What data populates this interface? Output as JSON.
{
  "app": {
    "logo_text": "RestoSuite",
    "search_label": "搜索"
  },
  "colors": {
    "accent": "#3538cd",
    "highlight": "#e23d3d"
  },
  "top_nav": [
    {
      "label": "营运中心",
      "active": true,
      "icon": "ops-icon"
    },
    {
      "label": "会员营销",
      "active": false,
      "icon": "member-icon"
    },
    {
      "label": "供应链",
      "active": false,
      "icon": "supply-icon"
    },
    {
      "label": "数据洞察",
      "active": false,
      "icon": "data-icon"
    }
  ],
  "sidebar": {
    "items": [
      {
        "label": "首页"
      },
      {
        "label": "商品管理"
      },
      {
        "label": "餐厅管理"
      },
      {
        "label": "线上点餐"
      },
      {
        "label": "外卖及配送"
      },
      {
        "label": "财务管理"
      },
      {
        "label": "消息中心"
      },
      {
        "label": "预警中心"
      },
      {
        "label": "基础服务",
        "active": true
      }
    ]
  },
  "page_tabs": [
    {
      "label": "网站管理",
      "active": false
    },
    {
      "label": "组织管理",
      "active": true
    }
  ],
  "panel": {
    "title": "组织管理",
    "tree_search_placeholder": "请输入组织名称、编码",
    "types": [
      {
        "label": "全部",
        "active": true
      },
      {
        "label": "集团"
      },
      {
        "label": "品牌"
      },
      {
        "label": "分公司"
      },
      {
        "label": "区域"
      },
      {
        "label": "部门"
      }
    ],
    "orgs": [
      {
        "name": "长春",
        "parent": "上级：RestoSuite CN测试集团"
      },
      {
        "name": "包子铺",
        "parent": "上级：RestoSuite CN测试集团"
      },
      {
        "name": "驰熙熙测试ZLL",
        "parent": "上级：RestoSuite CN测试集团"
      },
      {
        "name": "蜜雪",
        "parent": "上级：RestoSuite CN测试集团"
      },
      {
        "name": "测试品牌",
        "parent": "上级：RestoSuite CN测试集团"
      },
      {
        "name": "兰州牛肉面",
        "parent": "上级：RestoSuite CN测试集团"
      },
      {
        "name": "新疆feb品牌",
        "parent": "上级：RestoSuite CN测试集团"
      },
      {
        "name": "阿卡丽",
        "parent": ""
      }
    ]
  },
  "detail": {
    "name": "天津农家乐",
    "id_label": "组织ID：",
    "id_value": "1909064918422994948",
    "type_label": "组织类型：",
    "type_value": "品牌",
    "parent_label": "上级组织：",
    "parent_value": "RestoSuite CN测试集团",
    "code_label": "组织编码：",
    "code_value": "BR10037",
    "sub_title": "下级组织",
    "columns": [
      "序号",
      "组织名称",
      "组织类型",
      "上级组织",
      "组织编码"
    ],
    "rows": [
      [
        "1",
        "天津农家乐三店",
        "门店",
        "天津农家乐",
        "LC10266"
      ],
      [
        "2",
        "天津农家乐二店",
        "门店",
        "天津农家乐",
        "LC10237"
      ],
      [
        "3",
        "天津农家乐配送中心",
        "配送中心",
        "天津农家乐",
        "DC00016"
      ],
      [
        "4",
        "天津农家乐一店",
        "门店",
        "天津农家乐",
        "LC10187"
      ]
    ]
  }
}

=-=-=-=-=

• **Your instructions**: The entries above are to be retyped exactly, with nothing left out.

• **Solved problem**:
What data populates this interface? Output as JSON.
{
  "app": {
    "logo_text": "RestoSuite",
    "search_label": "搜索"
  },
  "colors": {
    "accent": "#3538cd",
    "highlight": "#e23d3d"
  },
  "top_nav": [
    {
      "label": "营运中心",
      "active": true,
      "icon": "ops-icon"
    },
    {
      "label": "会员营销",
      "active": false,
      "icon": "member-icon"
    },
    {
      "label": "供应链",
      "active": false,
      "icon": "supply-icon"
    },
    {
      "label": "数据洞察",
      "active": false,
      "icon": "data-icon"
    }
  ],
  "sidebar": {
    "items": [
      {
        "label": "首页"
      },
      {
        "label": "商品管理"
      },
      {
        "label": "餐厅管理"
      },
      {
        "label": "线上点餐"
      },
      {
        "label": "外卖及配送"
      },
      {
        "label": "财务管理"
      },
      {
        "label": "消息中心"
      },
      {
        "label": "预警中心"
      },
      {
        "label": "基础服务",
        "active": true
      }
    ]
  },
  "page_tabs": [
    {
      "label": "网站管理",
      "active": false
    },
    {
      "label": "组织管理",
      "active": true
    }
  ],
  "panel": {
    "title": "组织管理",
    "tree_search_placeholder": "请输入组织名称、编码",
    "types": [
      {
        "label": "全部",
        "active": true
      },
      {
        "label": "集团"
      },
      {
        "label": "品牌"
      },
      {
        "label": "分公司"
      },
      {
        "label": "区域"
      },
      {
        "label": "部门"
      }
    ],
    "orgs": [
      {
        "name": "长春",
        "parent": "上级：RestoSuite CN测试集团"
      },
      {
        "name": "包子铺",
        "parent": "上级：RestoSuite CN测试集团"
      },
      {
        "name": "驰熙熙测试ZLL",
        "parent": "上级：RestoSuite CN测试集团"
      },
      {
        "name": "蜜雪",
        "parent": "上级：RestoSuite CN测试集团"
      },
      {
        "name": "测试品牌",
        "parent": "上级：RestoSuite CN测试集团"
      },
      {
        "name": "兰州牛肉面",
        "parent": "上级：RestoSuite CN测试集团"
      },
      {
        "name": "新疆feb品牌",
        "parent": "上级：RestoSuite CN测试集团"
      },
      {
        "name": "阿卡丽",
        "parent": ""
      }
    ]
  },
  "detail": {
    "name": "天津农家乐",
    "id_label": "组织ID：",
    "id_value": "1909064918422994948",
    "type_label": "组织类型：",
    "type_value": "品牌",
    "parent_label": "上级组织：",
    "parent_value": "RestoSuite CN测试集团",
    "code_label": "组织编码：",
    "code_value": "BR10037",
    "sub_title": "下级组织",
    "columns": [
      "序号",
      "组织名称",
      "组织类型",
      "上级组织",
      "组织编码"
    ],
    "rows": [
      [
        "1",
        "天津农家乐三店",
        "门店",
        "天津农家乐",
        "LC10266"
      ],
      [
        "2",
        "天津农家乐二店",
        "门店",
        "天津农家乐",
        "LC10237"
      ],
      [
        "3",
        "天津农家乐配送中心",
        "配送中心",
        "天津农家乐",
        "DC00016"
      ],
      [
        "4",
        "天津农家乐一店",
        "门店",
        "天津农家乐",
        "LC10187"
      ]
    ]
  }
}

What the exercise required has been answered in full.